February 10, 2005
In somber silence, lines of Roman Catholics trudged forward to the priest or his volunteers where black ashes were smudged on their foreheads, in the sign of a cross, as they heard the grim words, "Thou art dust and unto dust thou shall return."
With downcast faces, they returned Wednesday morning to their seats at St. Andrew the Apostle Catholic Church in Chandler, the first steps in their Lenten journey of 2005. Moments earlier, Monsignor Thomas Zazella implored them to be self-centered, this one time, so they could better reconcile their relationship with God.
Unlike last year when film director Mel Gibson jumpstarted the Easter season with the blockbuster "The Passion of The Christ," Ash Wednesday came without fanfare this year — just the timeworn reminder to believers that they have 7 1 /2 weeks to prepare themselves for the message of the Resurrection, through such means as selfdenial, prayer, fasting and study.
In his uniform, U.S. Navy recruiter Tim Talbott participated in his first Catholic Ash Wednesday Mass.
The one -time Baptist began his classes for conversion, with Rite of Christian Initiation of Adults instruction, last September and will be confirmed as a Catholic on Easter.
Talbott said the Lenten message to him was that "it’s not just giving up, but giving out" and serving others.
St. Andrew’s parishioner John Faccone, who was among the 550 who attended the first Mass of Lent, said Ash Wednesday is humbling.
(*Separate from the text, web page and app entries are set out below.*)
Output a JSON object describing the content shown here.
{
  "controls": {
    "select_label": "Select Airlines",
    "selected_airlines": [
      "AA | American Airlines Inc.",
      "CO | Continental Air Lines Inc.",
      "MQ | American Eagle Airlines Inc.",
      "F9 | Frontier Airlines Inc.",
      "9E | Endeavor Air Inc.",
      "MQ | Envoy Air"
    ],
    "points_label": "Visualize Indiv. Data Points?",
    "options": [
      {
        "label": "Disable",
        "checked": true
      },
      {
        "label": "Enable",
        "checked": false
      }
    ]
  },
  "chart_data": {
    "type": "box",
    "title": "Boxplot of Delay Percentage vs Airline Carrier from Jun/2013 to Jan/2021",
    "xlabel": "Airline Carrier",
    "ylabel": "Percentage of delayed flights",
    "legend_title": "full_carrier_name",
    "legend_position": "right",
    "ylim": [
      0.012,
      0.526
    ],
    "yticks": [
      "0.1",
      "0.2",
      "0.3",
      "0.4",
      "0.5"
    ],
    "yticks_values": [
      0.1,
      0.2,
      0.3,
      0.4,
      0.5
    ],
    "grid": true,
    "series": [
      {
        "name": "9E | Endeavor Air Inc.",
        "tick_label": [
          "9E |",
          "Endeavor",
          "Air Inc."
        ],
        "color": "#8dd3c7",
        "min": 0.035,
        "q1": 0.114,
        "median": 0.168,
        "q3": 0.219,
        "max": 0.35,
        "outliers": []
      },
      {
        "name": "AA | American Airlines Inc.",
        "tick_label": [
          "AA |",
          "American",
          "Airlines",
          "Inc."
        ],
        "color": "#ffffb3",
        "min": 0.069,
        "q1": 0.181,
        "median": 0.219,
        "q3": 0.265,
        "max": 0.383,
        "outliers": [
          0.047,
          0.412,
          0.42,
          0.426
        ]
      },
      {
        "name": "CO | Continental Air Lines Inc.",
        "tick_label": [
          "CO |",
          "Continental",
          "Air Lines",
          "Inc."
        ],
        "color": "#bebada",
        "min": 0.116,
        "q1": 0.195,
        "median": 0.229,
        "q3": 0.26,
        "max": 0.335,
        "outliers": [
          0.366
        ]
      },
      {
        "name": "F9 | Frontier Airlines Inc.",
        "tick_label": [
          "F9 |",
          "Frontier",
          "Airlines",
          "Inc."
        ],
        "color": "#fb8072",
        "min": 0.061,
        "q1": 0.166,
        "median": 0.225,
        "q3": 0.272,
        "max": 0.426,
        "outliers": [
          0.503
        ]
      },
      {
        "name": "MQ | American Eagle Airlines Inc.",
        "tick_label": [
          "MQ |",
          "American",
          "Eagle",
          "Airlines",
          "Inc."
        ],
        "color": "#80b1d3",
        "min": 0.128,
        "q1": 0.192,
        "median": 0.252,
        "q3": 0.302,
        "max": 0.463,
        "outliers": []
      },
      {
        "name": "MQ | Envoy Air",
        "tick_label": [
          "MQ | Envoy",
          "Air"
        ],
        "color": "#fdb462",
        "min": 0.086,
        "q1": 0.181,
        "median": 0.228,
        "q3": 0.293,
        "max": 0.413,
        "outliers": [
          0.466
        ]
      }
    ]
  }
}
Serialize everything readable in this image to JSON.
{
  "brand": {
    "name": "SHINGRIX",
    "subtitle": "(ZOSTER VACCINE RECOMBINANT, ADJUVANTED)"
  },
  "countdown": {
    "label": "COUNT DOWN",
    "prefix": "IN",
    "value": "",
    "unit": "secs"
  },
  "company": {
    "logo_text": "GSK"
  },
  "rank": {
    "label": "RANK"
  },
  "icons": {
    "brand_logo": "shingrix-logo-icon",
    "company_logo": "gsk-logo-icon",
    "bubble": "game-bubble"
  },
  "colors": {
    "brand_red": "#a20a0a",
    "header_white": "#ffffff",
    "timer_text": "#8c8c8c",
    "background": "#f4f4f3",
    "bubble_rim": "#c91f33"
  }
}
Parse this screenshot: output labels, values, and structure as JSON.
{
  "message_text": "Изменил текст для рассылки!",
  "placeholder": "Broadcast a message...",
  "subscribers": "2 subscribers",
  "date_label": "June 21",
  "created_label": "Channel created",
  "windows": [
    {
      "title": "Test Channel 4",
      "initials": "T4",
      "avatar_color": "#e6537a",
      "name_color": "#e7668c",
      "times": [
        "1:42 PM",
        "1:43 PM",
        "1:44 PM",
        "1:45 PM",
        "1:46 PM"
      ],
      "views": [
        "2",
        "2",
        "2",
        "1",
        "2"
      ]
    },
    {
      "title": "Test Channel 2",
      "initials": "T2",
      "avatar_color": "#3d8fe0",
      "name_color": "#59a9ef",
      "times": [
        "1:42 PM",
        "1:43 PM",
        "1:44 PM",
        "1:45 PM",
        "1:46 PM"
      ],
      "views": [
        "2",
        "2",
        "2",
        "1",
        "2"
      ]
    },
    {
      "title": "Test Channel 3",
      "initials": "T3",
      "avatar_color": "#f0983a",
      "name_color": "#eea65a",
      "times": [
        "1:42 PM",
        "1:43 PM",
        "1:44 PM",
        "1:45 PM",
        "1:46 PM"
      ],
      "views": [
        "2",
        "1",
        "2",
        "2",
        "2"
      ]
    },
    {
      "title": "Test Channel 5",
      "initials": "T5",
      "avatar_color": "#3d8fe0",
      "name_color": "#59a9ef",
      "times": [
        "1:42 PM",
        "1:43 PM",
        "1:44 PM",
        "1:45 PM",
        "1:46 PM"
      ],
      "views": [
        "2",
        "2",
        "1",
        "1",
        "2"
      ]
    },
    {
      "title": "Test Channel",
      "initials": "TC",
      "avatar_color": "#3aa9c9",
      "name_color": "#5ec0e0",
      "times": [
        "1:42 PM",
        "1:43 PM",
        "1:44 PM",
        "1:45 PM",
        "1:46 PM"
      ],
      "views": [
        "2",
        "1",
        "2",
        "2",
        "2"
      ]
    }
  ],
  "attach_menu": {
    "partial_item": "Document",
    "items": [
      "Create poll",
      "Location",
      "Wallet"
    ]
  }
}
"It makes you realize and reminds you that this (life) is only temporary," he said. "We get caught up in everyday experiences and forget there is a very important future ahead of us."
Getting in touch with oneself and God during Lent, Zazella said, opens the way to get in touch with the poor and hungry and to work against injustice and oppression.
Ashes traditionally come from burned palm leaves of the previous year’s Palm